In the middle of February 2013, I was sitting in a church meeting on a Sunday morning when suddenly the thought came to me, "You know, the money that you are going to spend on that remodel would pay for a mission."   My first reaction was, "Where did that come from?"  My second thought was, "Really, Lord?  You're going to ask that from us?  You know, you really should talk to my wife because it's her kitchen!"  As a practicing member of the Church of Jesus Christ of Latter-day Saints I believe in a loving, personal God.  I believe that He can and does reveal His will to us.   I have had that experience a few times in my life but it is still a little unnerving when it occurs.

I will be honest and admit I was more than a little bit scared to mention this possibility to my wife.  It took me a while to figure out how I was going to break this to her, and finally I just asked her, "What would you think about serving a mission sooner, rather than later?"  Her off the cuff response was, "Sure," and she walked away thinking I meant maybe in 10 years instead of 15 when we could maybe actually retire.  However, she said that this "sooner, rather than later" comment kept haunting her all week long.   It was her turn to be a little bit frightened when she finally got around to asking me what I had meant by "sooner rather than later."   I looked at her and said, "I think we are supposed to serve a mission when Matthew leaves on his mission. "But don't worry," I continued,  "Matthew is planning on going to school for a year before his mission so we have a little bit of time to figure things out."  Gwen looked at me and replied, "You don't know this, but Matthew changed his mind this week.  He wants to leave this summer."

My immediate thought was, once again, "Really, Lord?  You're going to ask this too?"  But we knew without a doubt that He was asking us to drop everything else to serve him.

 I had a scheduled trip to Japan and I was gone for the next two weeks.  During that time Gwen scheduled doctors appointments, dentist appointments, and everything else that was required for us to prepare to serve as missionaries.   The day after my trip, we had an appointment with our bishop (our local lay ecclesiastical leader) and told him of our desire.  I think he was a little stunned.  He is approximately my age and he had an understanding of the sacrifice that this was going to require.  He was very supportive and set up the process so that we could begin to fill out the paperwork.

During this time, we did not tell anyone of our plans except for our children, and we told them that they were forbidden to tell anyone else!  We finished the paperwork and scheduled an appointment with our Stake President (the lay supervisor of a group of bishops).  He, too, was a little stunned but very pleased that we were in the position to make this decision. When he finally reviewed and submitted all the paperwork (which really is only a Send button on a computer screen), I looked at Gwen and told her that this was real now and that we needed to start telling people.  One of the people that I felt strongly that I needed to tell was Mark Rogers.  He had been our former stake president and had been called to preside over a new mission that was being formed in Patagonia in the southern tip of Argentina.
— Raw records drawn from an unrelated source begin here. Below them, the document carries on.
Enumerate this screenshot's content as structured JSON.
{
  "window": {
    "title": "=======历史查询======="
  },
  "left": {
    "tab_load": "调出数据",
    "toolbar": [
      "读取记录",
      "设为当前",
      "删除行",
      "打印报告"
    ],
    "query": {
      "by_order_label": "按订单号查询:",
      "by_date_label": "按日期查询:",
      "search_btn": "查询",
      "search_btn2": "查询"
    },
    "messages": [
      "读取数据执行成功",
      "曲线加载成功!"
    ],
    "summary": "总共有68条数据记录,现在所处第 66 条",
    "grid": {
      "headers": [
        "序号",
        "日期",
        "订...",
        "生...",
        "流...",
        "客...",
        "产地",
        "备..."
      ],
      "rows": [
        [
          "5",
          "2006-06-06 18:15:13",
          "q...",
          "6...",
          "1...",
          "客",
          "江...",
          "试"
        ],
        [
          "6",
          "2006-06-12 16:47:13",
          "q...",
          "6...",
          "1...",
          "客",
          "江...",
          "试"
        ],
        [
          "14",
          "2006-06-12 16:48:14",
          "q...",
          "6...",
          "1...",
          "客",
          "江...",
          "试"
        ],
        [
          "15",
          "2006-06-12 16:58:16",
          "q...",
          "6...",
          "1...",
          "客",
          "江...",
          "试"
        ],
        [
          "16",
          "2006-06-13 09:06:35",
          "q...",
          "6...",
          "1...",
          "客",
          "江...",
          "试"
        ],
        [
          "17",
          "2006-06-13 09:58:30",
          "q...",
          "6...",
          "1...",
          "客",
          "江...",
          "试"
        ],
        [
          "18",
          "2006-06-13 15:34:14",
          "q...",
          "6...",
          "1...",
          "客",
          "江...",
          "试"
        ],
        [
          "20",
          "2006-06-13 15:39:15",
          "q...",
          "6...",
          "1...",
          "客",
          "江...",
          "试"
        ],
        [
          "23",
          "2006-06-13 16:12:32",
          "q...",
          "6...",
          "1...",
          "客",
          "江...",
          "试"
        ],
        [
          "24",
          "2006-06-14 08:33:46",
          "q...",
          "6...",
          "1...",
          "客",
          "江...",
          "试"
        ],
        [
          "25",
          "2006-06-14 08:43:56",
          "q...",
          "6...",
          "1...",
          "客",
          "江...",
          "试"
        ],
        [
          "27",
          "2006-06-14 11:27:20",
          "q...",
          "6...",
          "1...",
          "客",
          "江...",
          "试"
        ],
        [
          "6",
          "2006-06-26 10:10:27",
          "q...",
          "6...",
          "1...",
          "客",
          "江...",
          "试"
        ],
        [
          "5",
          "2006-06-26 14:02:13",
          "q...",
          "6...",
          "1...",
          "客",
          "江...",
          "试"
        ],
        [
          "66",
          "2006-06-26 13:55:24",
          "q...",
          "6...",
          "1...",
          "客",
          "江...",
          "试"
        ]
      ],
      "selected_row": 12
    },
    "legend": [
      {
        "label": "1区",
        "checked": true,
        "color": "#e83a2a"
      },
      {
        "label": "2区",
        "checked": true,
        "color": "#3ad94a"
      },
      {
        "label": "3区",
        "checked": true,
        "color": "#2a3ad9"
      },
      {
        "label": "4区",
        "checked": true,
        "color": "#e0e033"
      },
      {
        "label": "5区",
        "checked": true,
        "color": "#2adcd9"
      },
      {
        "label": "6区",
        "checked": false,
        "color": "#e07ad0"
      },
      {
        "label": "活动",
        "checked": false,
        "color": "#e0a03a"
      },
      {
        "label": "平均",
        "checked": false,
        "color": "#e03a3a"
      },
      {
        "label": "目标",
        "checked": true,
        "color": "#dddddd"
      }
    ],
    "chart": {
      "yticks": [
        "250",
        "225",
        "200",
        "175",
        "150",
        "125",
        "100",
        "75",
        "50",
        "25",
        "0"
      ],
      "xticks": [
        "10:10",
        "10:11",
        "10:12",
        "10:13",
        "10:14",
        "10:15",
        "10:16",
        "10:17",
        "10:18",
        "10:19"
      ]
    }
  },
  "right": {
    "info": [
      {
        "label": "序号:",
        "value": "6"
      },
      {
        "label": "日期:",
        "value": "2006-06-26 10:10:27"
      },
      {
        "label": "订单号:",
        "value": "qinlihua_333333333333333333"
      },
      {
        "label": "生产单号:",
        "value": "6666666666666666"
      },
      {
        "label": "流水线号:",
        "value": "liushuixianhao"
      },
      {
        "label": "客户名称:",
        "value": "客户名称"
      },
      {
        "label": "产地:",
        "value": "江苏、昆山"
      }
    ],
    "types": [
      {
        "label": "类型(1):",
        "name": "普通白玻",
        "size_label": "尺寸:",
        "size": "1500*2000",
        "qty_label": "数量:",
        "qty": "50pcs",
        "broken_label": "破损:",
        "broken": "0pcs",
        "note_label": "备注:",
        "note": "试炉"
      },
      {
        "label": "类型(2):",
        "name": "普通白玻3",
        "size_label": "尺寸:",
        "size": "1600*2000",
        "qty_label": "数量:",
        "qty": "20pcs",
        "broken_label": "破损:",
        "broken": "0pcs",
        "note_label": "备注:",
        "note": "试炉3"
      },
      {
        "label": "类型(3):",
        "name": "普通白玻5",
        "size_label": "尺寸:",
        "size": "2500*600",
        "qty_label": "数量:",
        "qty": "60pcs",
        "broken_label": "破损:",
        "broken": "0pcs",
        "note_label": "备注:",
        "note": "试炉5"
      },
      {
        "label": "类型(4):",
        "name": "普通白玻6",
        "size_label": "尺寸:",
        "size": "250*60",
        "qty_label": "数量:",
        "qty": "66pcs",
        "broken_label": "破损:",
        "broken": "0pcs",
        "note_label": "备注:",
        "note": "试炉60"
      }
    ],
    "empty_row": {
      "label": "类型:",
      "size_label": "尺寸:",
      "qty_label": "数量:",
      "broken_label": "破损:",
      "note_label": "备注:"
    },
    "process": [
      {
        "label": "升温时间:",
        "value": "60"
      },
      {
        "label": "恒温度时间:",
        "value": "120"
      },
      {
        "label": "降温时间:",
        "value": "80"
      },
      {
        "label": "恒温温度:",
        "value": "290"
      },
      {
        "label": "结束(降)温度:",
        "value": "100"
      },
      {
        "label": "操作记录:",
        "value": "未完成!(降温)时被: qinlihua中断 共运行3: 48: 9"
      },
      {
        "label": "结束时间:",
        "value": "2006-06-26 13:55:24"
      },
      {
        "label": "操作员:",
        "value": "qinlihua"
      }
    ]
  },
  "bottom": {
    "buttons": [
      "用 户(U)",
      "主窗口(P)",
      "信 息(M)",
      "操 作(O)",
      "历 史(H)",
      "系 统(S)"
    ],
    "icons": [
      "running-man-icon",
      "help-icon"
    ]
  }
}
When we received our mission call it indicated that we had been called to serve in the Argentina, Comodoro Rivadavia Mission.  I tell people sometimes that I think President Rogers prayed us here.  Sometimes I also feel that my mother, who served four missions and passed away the summer of 2012, is on the other side of the veil pushing us on.  The one thing that I do know is that we are here because this is where the Lord wants us.  The Savior told his disciples, "and lo, I am with you alway, even unto the end of the world." (Matthew 28:20)  We are in Rio Gallegos, in Patagonia, the place they call "The End of the World," and I testify that indeed, the Savior is with us here.